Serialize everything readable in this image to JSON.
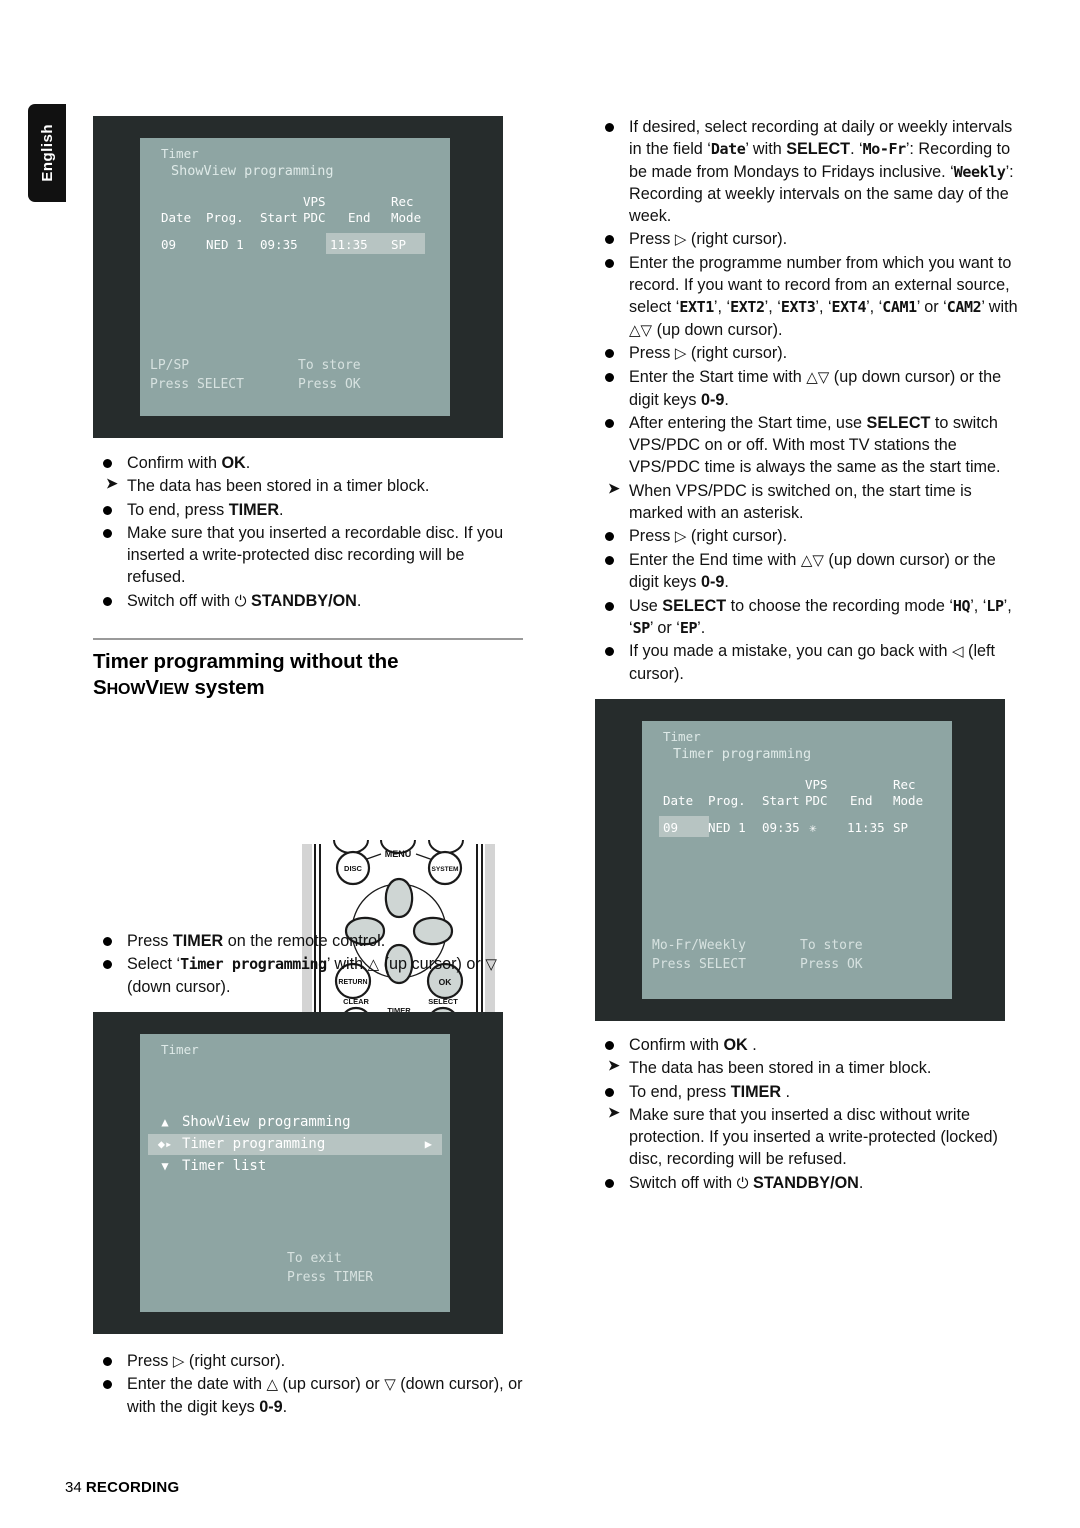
{
  "language_tab": {
    "label": "English"
  },
  "footer": {
    "page_number": "34",
    "section": "RECORDING"
  },
  "heading": {
    "line1": "Timer programming without the",
    "line2_cap": "S",
    "line2_small1": "HOW",
    "line2_cap2": "V",
    "line2_small2": "IEW",
    "line2_rest": " system"
  },
  "screen_showview": {
    "title": "Timer",
    "subtitle": "ShowView programming",
    "headers": {
      "date": "Date",
      "prog": "Prog.",
      "start": "Start",
      "vps": "VPS",
      "pdc": "PDC",
      "end": "End",
      "rec": "Rec",
      "mode": "Mode"
    },
    "row": {
      "date": "09",
      "prog": "NED 1",
      "start": "09:35",
      "vpspdc": "",
      "end": "11:35",
      "mode": "SP"
    },
    "footer_left_1": "LP/SP",
    "footer_left_2": "Press SELECT",
    "footer_right_1": "To store",
    "footer_right_2": "Press OK"
  },
  "screen_timer_menu": {
    "title": "Timer",
    "items": [
      {
        "marker": "▲",
        "label": "ShowView programming",
        "selected": false,
        "right": ""
      },
      {
        "marker": "◆▸",
        "label": "Timer programming",
        "selected": true,
        "right": "▶"
      },
      {
        "marker": "▼",
        "label": "Timer list",
        "selected": false,
        "right": ""
      }
    ],
    "footer_1": "To exit",
    "footer_2": "Press TIMER"
  },
  "screen_timer_programming": {
    "title": "Timer",
    "subtitle": "Timer programming",
    "headers": {
      "date": "Date",
      "prog": "Prog.",
      "start": "Start",
      "vps": "VPS",
      "pdc": "PDC",
      "end": "End",
      "rec": "Rec",
      "mode": "Mode"
    },
    "row": {
      "date": "09",
      "prog": "NED 1",
      "start": "09:35",
      "vpspdc": "✳",
      "end": "11:35",
      "mode": "SP"
    },
    "footer_left_1": "Mo-Fr/Weekly",
    "footer_left_2": "Press SELECT",
    "footer_right_1": "To store",
    "footer_right_2": "Press OK"
  },
  "remote": {
    "labels": {
      "menu": "MENU",
      "disc": "DISC",
      "system": "SYSTEM",
      "return": "RETURN",
      "ok": "OK",
      "clear": "CLEAR",
      "timer": "TIMER",
      "select": "SELECT"
    }
  },
  "left_column": {
    "list1": [
      {
        "type": "bullet",
        "html": "Confirm with <b>OK</b>."
      },
      {
        "type": "arrow",
        "html": "The data has been stored in a timer block."
      },
      {
        "type": "bullet",
        "html": "To end, press <b>TIMER</b>."
      },
      {
        "type": "bullet",
        "html": "Make sure that you inserted a recordable disc. If you inserted a write-protected disc recording will be refused."
      },
      {
        "type": "bullet",
        "html": "Switch off with <span class=\"cur\">⏻</span> <b>STANDBY/ON</b>."
      }
    ],
    "list2": [
      {
        "type": "bullet",
        "html": "Press <b>TIMER</b> on the remote control."
      },
      {
        "type": "bullet",
        "html": "Select ‘<span class=\"osd\">Timer programming</span>’ with <span class=\"cur\">△</span> (up cursor) or <span class=\"cur\">▽</span> (down cursor)."
      }
    ],
    "list3": [
      {
        "type": "bullet",
        "html": "Press <span class=\"cur\">▷</span> (right cursor)."
      },
      {
        "type": "bullet",
        "html": "Enter the date with <span class=\"cur\">△</span> (up cursor) or <span class=\"cur\">▽</span> (down cursor), or with the digit keys <b>0-9</b>."
      }
    ]
  },
  "right_column": {
    "list1": [
      {
        "type": "bullet",
        "html": "If desired, select recording at daily or weekly intervals in the field ‘<span class=\"osd\">Date</span>’ with <b>SELECT</b>. ‘<span class=\"osd\">Mo-Fr</span>’: Recording to be made from Mondays to Fridays inclusive. ‘<span class=\"osd\">Weekly</span>’: Recording at weekly intervals on the same day of the week."
      },
      {
        "type": "bullet",
        "html": "Press <span class=\"cur\">▷</span> (right cursor)."
      },
      {
        "type": "bullet",
        "html": "Enter the programme number from which you want to record. If you want to record from an external source, select ‘<span class=\"osd\">EXT1</span>’, ‘<span class=\"osd\">EXT2</span>’, ‘<span class=\"osd\">EXT3</span>’, ‘<span class=\"osd\">EXT4</span>’, ‘<span class=\"osd\">CAM1</span>’ or ‘<span class=\"osd\">CAM2</span>’ with <span class=\"cur\">△▽</span> (up down cursor)."
      },
      {
        "type": "bullet",
        "html": "Press <span class=\"cur\">▷</span> (right cursor)."
      },
      {
        "type": "bullet",
        "html": "Enter the Start time with <span class=\"cur\">△▽</span> (up down cursor) or the digit keys <b>0-9</b>."
      },
      {
        "type": "bullet",
        "html": "After entering the Start time, use <b>SELECT</b> to switch VPS/PDC on or off. With most TV stations the VPS/PDC time is always the same as the start time."
      },
      {
        "type": "arrow",
        "html": "When VPS/PDC is switched on, the start time is marked with an asterisk."
      },
      {
        "type": "bullet",
        "html": "Press <span class=\"cur\">▷</span> (right cursor)."
      },
      {
        "type": "bullet",
        "html": "Enter the End time with <span class=\"cur\">△▽</span> (up down cursor) or the digit keys <b>0-9</b>."
      },
      {
        "type": "bullet",
        "html": "Use <b>SELECT</b> to choose the recording mode ‘<span class=\"osd\">HQ</span>’, ‘<span class=\"osd\">LP</span>’, ‘<span class=\"osd\">SP</span>’ or ‘<span class=\"osd\">EP</span>’."
      },
      {
        "type": "bullet",
        "html": "If you made a mistake, you can go back with <span class=\"cur\">◁</span> (left cursor)."
      }
    ],
    "list2": [
      {
        "type": "bullet",
        "html": "Confirm with <b>OK</b> ."
      },
      {
        "type": "arrow",
        "html": "The data has been stored in a timer block."
      },
      {
        "type": "bullet",
        "html": "To end, press <b>TIMER</b> ."
      },
      {
        "type": "arrow",
        "html": "Make sure that you inserted a disc without write protection. If you inserted a write-protected (locked) disc, recording will be refused."
      },
      {
        "type": "bullet",
        "html": "Switch off with <span class=\"cur\">⏻</span> <b>STANDBY/ON</b>."
      }
    ]
  }
}
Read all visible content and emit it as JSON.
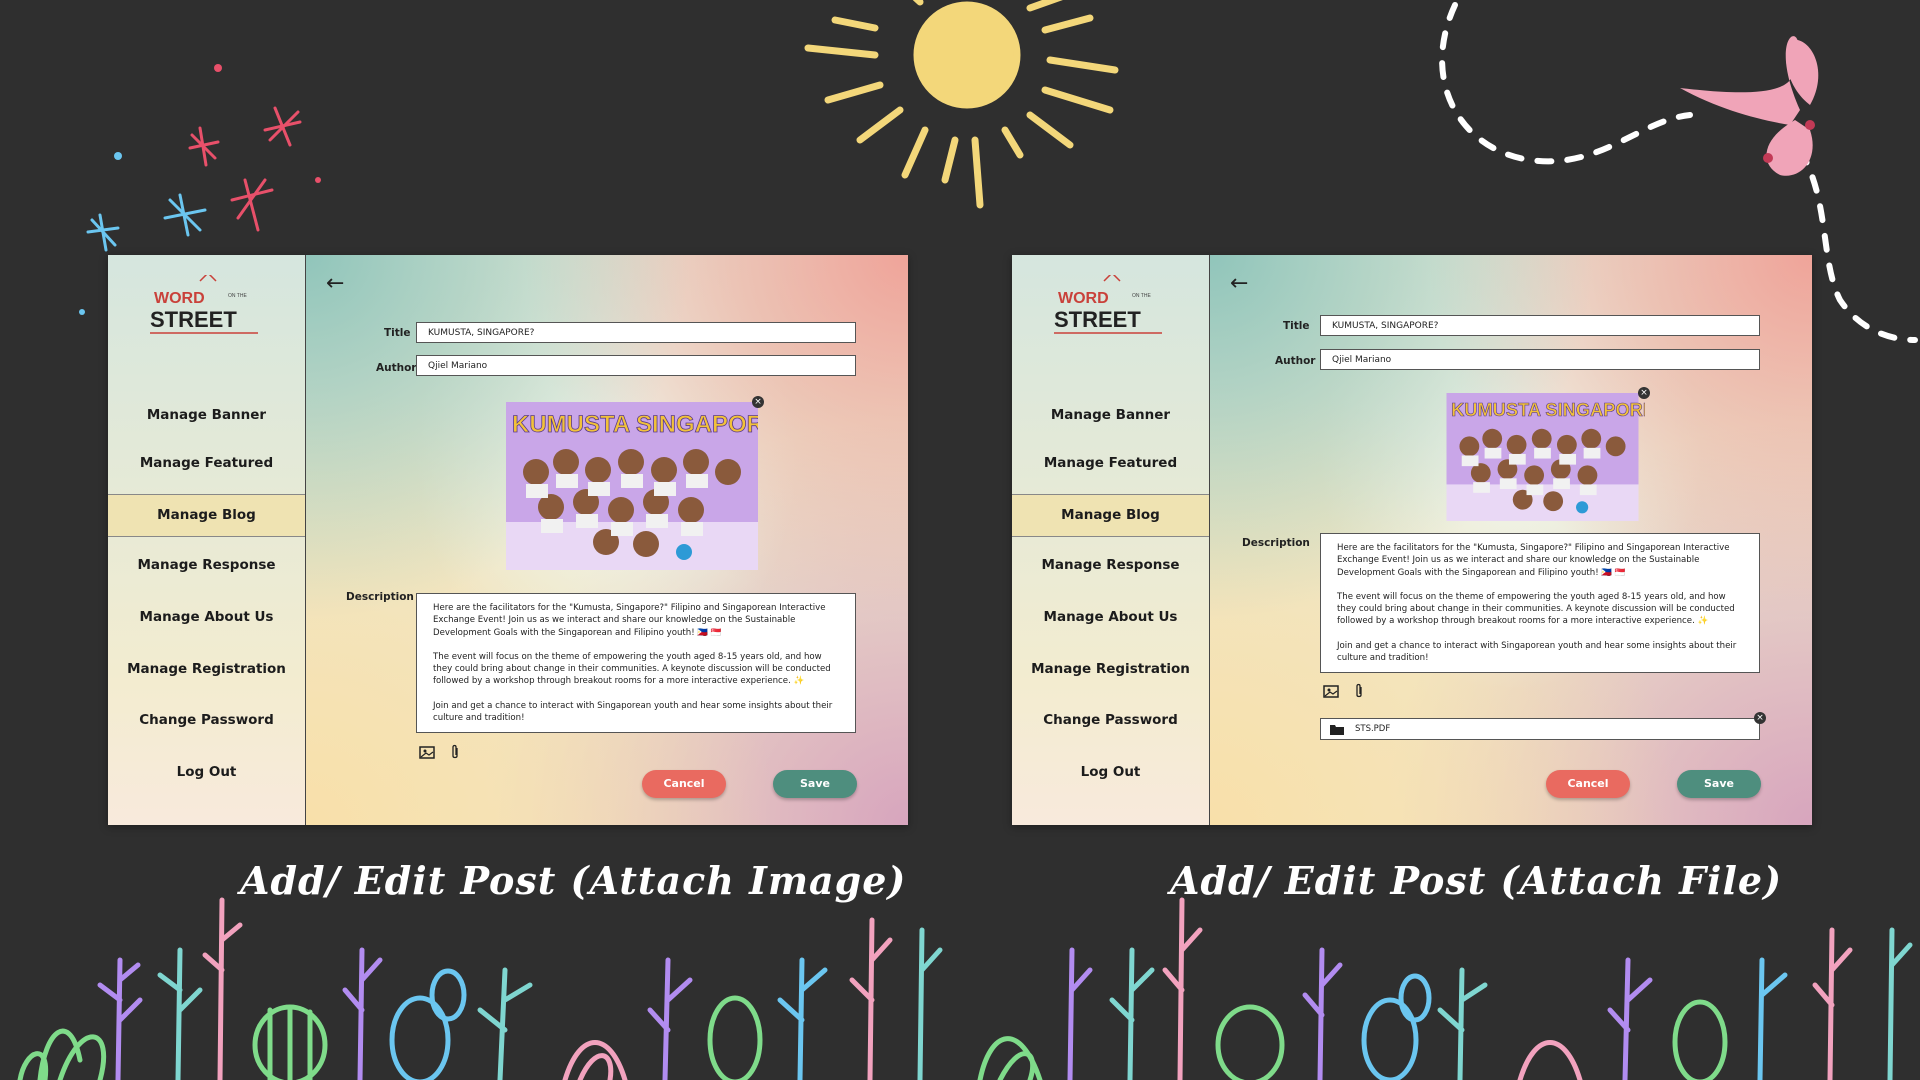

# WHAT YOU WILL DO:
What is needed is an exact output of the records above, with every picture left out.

# PROBLEM SOLUTION:
Serialize everything readable in this image to JSON.
{
  "language_tab": {
    "label": "English"
  },
  "footer": {
    "page_number": "34",
    "section": "RECORDING"
  },
  "heading": {
    "line1": "Timer programming without the",
    "line2_cap": "S",
    "line2_small1": "HOW",
    "line2_cap2": "V",
    "line2_small2": "IEW",
    "line2_rest": " system"
  },
  "screen_showview": {
    "title": "Timer",
    "subtitle": "ShowView programming",
    "headers": {
      "date": "Date",
      "prog": "Prog.",
      "start": "Start",
      "vps": "VPS",
      "pdc": "PDC",
      "end": "End",
      "rec": "Rec",
      "mode": "Mode"
    },
    "row": {
      "date": "09",
      "prog": "NED 1",
      "start": "09:35",
      "vpspdc": "",
      "end": "11:35",
      "mode": "SP"
    },
    "footer_left_1": "LP/SP",
    "footer_left_2": "Press SELECT",
    "footer_right_1": "To store",
    "footer_right_2": "Press OK"
  },
  "screen_timer_menu": {
    "title": "Timer",
    "items": [
      {
        "marker": "▲",
        "label": "ShowView programming",
        "selected": false,
        "right": ""
      },
      {
        "marker": "◆▸",
        "label": "Timer programming",
        "selected": true,
        "right": "▶"
      },
      {
        "marker": "▼",
        "label": "Timer list",
        "selected": false,
        "right": ""
      }
    ],
    "footer_1": "To exit",
    "footer_2": "Press TIMER"
  },
  "screen_timer_programming": {
    "title": "Timer",
    "subtitle": "Timer programming",
    "headers": {
      "date": "Date",
      "prog": "Prog.",
      "start": "Start",
      "vps": "VPS",
      "pdc": "PDC",
      "end": "End",
      "rec": "Rec",
      "mode": "Mode"
    },
    "row": {
      "date": "09",
      "prog": "NED 1",
      "start": "09:35",
      "vpspdc": "✳",
      "end": "11:35",
      "mode": "SP"
    },
    "footer_left_1": "Mo-Fr/Weekly",
    "footer_left_2": "Press SELECT",
    "footer_right_1": "To store",
    "footer_right_2": "Press OK"
  },
  "remote": {
    "labels": {
      "menu": "MENU",
      "disc": "DISC",
      "system": "SYSTEM",
      "return": "RETURN",
      "ok": "OK",
      "clear": "CLEAR",
      "timer": "TIMER",
      "select": "SELECT"
    }
  },
  "left_column": {
    "list1": [
      {
        "type": "bullet",
        "html": "Confirm with <b>OK</b>."
      },
      {
        "type": "arrow",
        "html": "The data has been stored in a timer block."
      },
      {
        "type": "bullet",
        "html": "To end, press <b>TIMER</b>."
      },
      {
        "type": "bullet",
        "html": "Make sure that you inserted a recordable disc. If you inserted a write-protected disc recording will be refused."
      },
      {
        "type": "bullet",
        "html": "Switch off with <span class=\"cur\">⏻</span> <b>STANDBY/ON</b>."
      }
    ],
    "list2": [
      {
        "type": "bullet",
        "html": "Press <b>TIMER</b> on the remote control."
      },
      {
        "type": "bullet",
        "html": "Select ‘<span class=\"osd\">Timer programming</span>’ with <span class=\"cur\">△</span> (up cursor) or <span class=\"cur\">▽</span> (down cursor)."
      }
    ],
    "list3": [
      {
        "type": "bullet",
        "html": "Press <span class=\"cur\">▷</span> (right cursor)."
      },
      {
        "type": "bullet",
        "html": "Enter the date with <span class=\"cur\">△</span> (up cursor) or <span class=\"cur\">▽</span> (down cursor), or with the digit keys <b>0-9</b>."
      }
    ]
  },
  "right_column": {
    "list1": [
      {
        "type": "bullet",
        "html": "If desired, select recording at daily or weekly intervals in the field ‘<span class=\"osd\">Date</span>’ with <b>SELECT</b>. ‘<span class=\"osd\">Mo-Fr</span>’: Recording to be made from Mondays to Fridays inclusive. ‘<span class=\"osd\">Weekly</span>’: Recording at weekly intervals on the same day of the week."
      },
      {
        "type": "bullet",
        "html": "Press <span class=\"cur\">▷</span> (right cursor)."
      },
      {
        "type": "bullet",
        "html": "Enter the programme number from which you want to record. If you want to record from an external source, select ‘<span class=\"osd\">EXT1</span>’, ‘<span class=\"osd\">EXT2</span>’, ‘<span class=\"osd\">EXT3</span>’, ‘<span class=\"osd\">EXT4</span>’, ‘<span class=\"osd\">CAM1</span>’ or ‘<span class=\"osd\">CAM2</span>’ with <span class=\"cur\">△▽</span> (up down cursor)."
      },
      {
        "type": "bullet",
        "html": "Press <span class=\"cur\">▷</span> (right cursor)."
      },
      {
        "type": "bullet",
        "html": "Enter the Start time with <span class=\"cur\">△▽</span> (up down cursor) or the digit keys <b>0-9</b>."
      },
      {
        "type": "bullet",
        "html": "After entering the Start time, use <b>SELECT</b> to switch VPS/PDC on or off. With most TV stations the VPS/PDC time is always the same as the start time."
      },
      {
        "type": "arrow",
        "html": "When VPS/PDC is switched on, the start time is marked with an asterisk."
      },
      {
        "type": "bullet",
        "html": "Press <span class=\"cur\">▷</span> (right cursor)."
      },
      {
        "type": "bullet",
        "html": "Enter the End time with <span class=\"cur\">△▽</span> (up down cursor) or the digit keys <b>0-9</b>."
      },
      {
        "type": "bullet",
        "html": "Use <b>SELECT</b> to choose the recording mode ‘<span class=\"osd\">HQ</span>’, ‘<span class=\"osd\">LP</span>’, ‘<span class=\"osd\">SP</span>’ or ‘<span class=\"osd\">EP</span>’."
      },
      {
        "type": "bullet",
        "html": "If you made a mistake, you can go back with <span class=\"cur\">◁</span> (left cursor)."
      }
    ],
    "list2": [
      {
        "type": "bullet",
        "html": "Confirm with <b>OK</b> ."
      },
      {
        "type": "arrow",
        "html": "The data has been stored in a timer block."
      },
      {
        "type": "bullet",
        "html": "To end, press <b>TIMER</b> ."
      },
      {
        "type": "arrow",
        "html": "Make sure that you inserted a disc without write protection. If you inserted a write-protected (locked) disc, recording will be refused."
      },
      {
        "type": "bullet",
        "html": "Switch off with <span class=\"cur\">⏻</span> <b>STANDBY/ON</b>."
      }
    ]
  }
}
Read all visible content and emit it as JSON.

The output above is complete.